The rate of heat transfer in forced convection depends on properties of both the fluid (density, heat capacity, etc.) and of the flow (geometry, turbulence, etc.). The calculation is generally complex, and may involve boundary layer theory and tricky mathematics, so we typically use empirical correlations based on masses of data. These enable us to determine heat transfer coefficients for use in calculations.
A heat transfer coefficient, h, is the proportionality factor between the heat flux and an overall temperature difference driving force:
The defining equation can be rearranged into "resistance form", relating heat flow to the temperature difference and a resistance:
Consider the case where heat is transferred from a fluid through a wall to another fluid. The heat first transfers from the bulk fluid to the inside of the wall. Transfer is primarily convective, and we usually assume that all of the resistance can be "lumped" into a "film" adjoining the wall:
Since is is a "no accumulation, no generation" case, the heat flow must be constant and continuous through each of the layers. Consequently, the problem becomes a system of three equations with three unknowns (qi=qw=qo, Twi, and Two).
If the resistance form is used, a single equation can be developed. To do this, recall from previous studies (in transport phenomena, electric circuits, etc.) that resistances combine according to the connection pattern:

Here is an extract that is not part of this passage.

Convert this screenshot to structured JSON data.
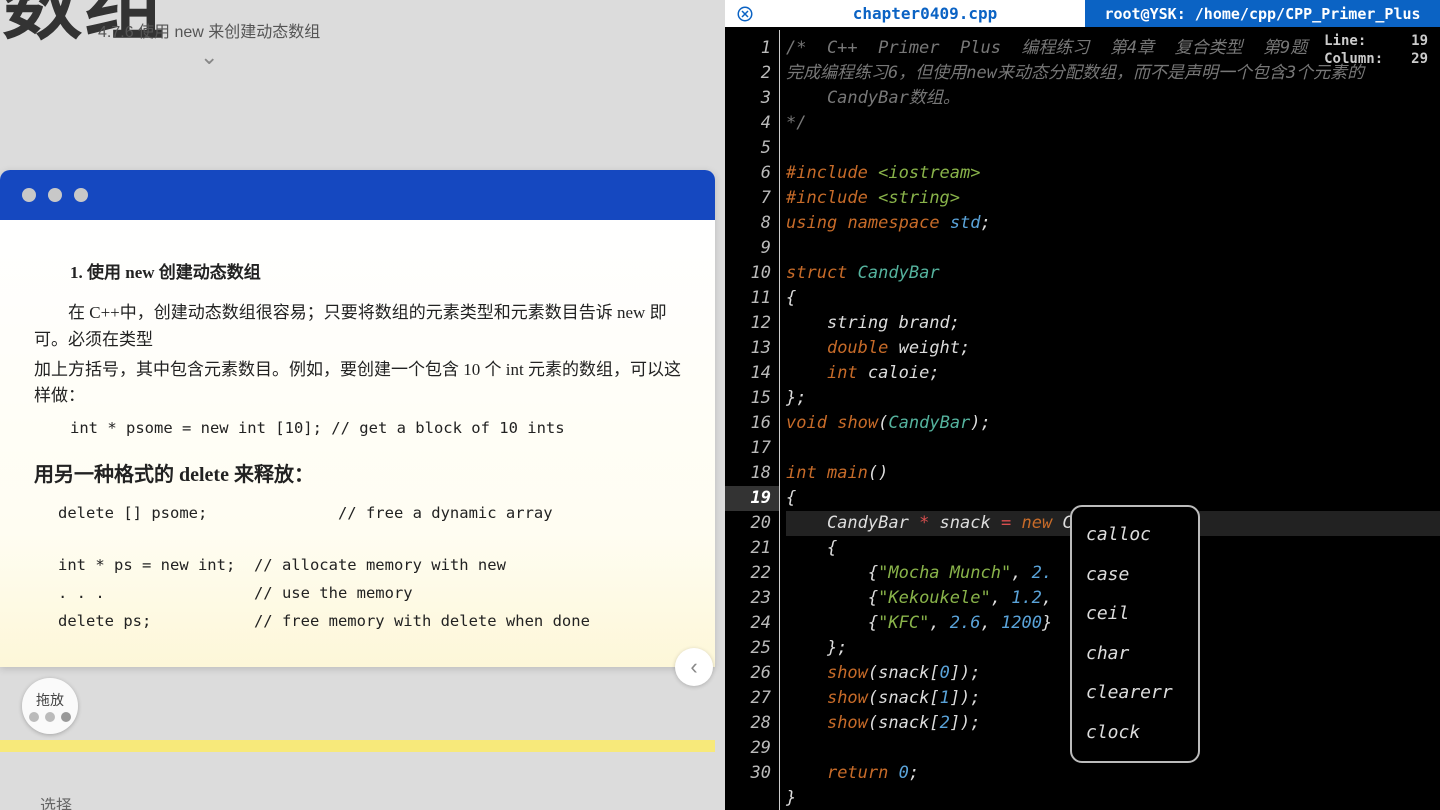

The method of combining resistances suggests an "overall" approach might be useful. This produces the idea of an overall heat transfer coefficient
Real problems may not be as simple as three layers in series. It is usually wise to include resistances for scaling or fouling of the wall, contact resistances between two solid layers, etc.

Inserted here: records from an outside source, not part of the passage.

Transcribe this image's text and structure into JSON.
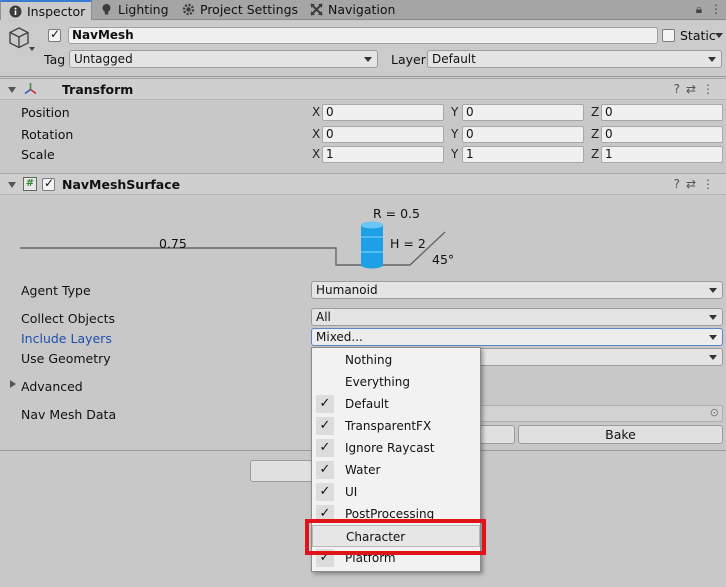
{
  "tabs": [
    {
      "label": "Inspector",
      "icon": "info-icon"
    },
    {
      "label": "Lighting",
      "icon": "bulb-icon"
    },
    {
      "label": "Project Settings",
      "icon": "gear-icon"
    },
    {
      "label": "Navigation",
      "icon": "navigation-icon"
    }
  ],
  "header": {
    "name": "NavMesh",
    "static_label": "Static",
    "tag_label": "Tag",
    "tag_value": "Untagged",
    "layer_label": "Layer",
    "layer_value": "Default"
  },
  "transform": {
    "title": "Transform",
    "rows": [
      {
        "label": "Position",
        "x": "0",
        "y": "0",
        "z": "0"
      },
      {
        "label": "Rotation",
        "x": "0",
        "y": "0",
        "z": "0"
      },
      {
        "label": "Scale",
        "x": "1",
        "y": "1",
        "z": "1"
      }
    ],
    "axes": [
      "X",
      "Y",
      "Z"
    ]
  },
  "navmesh_surface": {
    "title": "NavMeshSurface",
    "diagram": {
      "radius": "R = 0.5",
      "height": "H = 2",
      "step": "0.75",
      "slope": "45°"
    },
    "agent_type_label": "Agent Type",
    "agent_type_value": "Humanoid",
    "collect_objects_label": "Collect Objects",
    "collect_objects_value": "All",
    "include_layers_label": "Include Layers",
    "include_layers_value": "Mixed...",
    "use_geometry_label": "Use Geometry",
    "advanced_label": "Advanced",
    "nav_mesh_data_label": "Nav Mesh Data",
    "bake_label": "Bake"
  },
  "layers_menu": [
    {
      "label": "Nothing",
      "checked": false
    },
    {
      "label": "Everything",
      "checked": false
    },
    {
      "label": "Default",
      "checked": true
    },
    {
      "label": "TransparentFX",
      "checked": true
    },
    {
      "label": "Ignore Raycast",
      "checked": true
    },
    {
      "label": "Water",
      "checked": true
    },
    {
      "label": "UI",
      "checked": true
    },
    {
      "label": "PostProcessing",
      "checked": true
    },
    {
      "label": "Character",
      "checked": false
    },
    {
      "label": "Platform",
      "checked": true
    }
  ],
  "colors": {
    "accent": "#3a7bd5",
    "highlight_box": "#e0121a",
    "agent_cylinder": "#1ea0e6"
  }
}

The heat transfer coefficient depends on fluid properties (heat capacity, viscosity, thermal conductivity, density) and flow properties (pipe diameter, velocity). Dimensional analysis shows the relation between the variables:

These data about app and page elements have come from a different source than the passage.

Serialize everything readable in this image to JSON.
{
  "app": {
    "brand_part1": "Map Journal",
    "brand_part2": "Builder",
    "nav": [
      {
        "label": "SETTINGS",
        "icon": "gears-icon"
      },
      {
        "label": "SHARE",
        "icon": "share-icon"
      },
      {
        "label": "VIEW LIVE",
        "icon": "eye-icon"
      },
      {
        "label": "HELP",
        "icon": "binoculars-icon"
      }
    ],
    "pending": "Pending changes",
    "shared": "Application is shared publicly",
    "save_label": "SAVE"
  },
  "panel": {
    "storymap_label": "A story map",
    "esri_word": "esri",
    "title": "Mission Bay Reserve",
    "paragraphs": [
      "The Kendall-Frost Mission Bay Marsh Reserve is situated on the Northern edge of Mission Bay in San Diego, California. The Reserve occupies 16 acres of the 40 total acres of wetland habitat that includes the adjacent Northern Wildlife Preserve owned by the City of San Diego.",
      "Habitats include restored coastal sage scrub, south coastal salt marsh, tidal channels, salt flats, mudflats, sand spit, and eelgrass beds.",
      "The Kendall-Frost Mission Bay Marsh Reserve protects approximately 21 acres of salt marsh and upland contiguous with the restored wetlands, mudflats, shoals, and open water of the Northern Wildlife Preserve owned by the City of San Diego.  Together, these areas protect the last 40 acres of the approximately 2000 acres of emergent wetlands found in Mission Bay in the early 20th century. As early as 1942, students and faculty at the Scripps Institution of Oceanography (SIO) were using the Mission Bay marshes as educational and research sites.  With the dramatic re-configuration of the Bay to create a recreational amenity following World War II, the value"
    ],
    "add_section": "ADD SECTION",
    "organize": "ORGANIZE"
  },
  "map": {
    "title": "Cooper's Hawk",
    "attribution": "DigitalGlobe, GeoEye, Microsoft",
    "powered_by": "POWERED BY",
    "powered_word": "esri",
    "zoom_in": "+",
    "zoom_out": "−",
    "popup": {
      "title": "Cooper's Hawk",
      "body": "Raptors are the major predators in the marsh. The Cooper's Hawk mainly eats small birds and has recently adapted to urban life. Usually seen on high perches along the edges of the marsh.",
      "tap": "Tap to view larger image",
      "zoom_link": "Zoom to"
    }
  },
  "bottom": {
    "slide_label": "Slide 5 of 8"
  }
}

Modified: 1/4/2002, 2/4/2003
Copyright 1999, 2002, 2003 by R.M. Price -- All Rights Reserved